Richard Lewis Communications - Negotiating across Cultures “In all negotiations of difficulty, a man may not look to sow and reap at once; but must prepare business, and so ripen it by degrees” – Francis Bacon (1561-1626) ‘Of Negotiating’ Negotiation is probably as old as mankind itself and was born out of Homo Sapiens’ early struggles for survival and dominance. During the last century or so, negotiation has become a science, dominated by the Americans. But anyone who has mediated at, for instance, a Japanese-US joint venture knows that the moment intercultural factors enter the equation, the landscape can change utterly. It has always been advisable to understand the cultural factors in international negotiations.
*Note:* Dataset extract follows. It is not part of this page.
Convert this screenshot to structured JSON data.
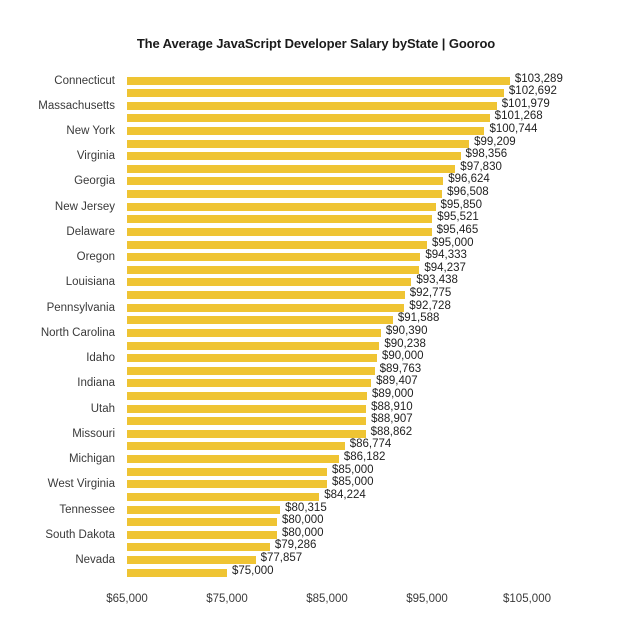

In times of financial crisis, people are under psychological stress and there is a tendency to assert our cultural values more powerfully when under pressure. In international negotiation, cultural preparation to understand different worlds is central to successful strategy and tactics. It is dangerous to rely on our intuitions.
The Eastern Way: How Chinese Philosophy Can Power Innovation in Business Today In spite of spectacular economic growth, China is still afflicted by criticism that its traditional culture inhibits innovation. However, Chinese culture is now changing in response to fundamental techno-economic shifts, and philosophy is not the same as culture. This article shows how an unconventional synthesis of Chinese philosophical systems can power innovation opportunities in 21st century business—and not only for China. China has been a wonder of the global economy for the past three decades. In his January 2011 State of the Union address, President Obama called for a new program of innovation in the U. Innovation is a broad concept and can be defined as, “the implementation of a new or significantly improved product (good or service), or process, a new marketing method, or a new organizational method in business practices, workplace organization, or external relations” (Steven Payson, “Economics of Technological Innovation,” 2010, p. 519). Philosophy and culture are not the same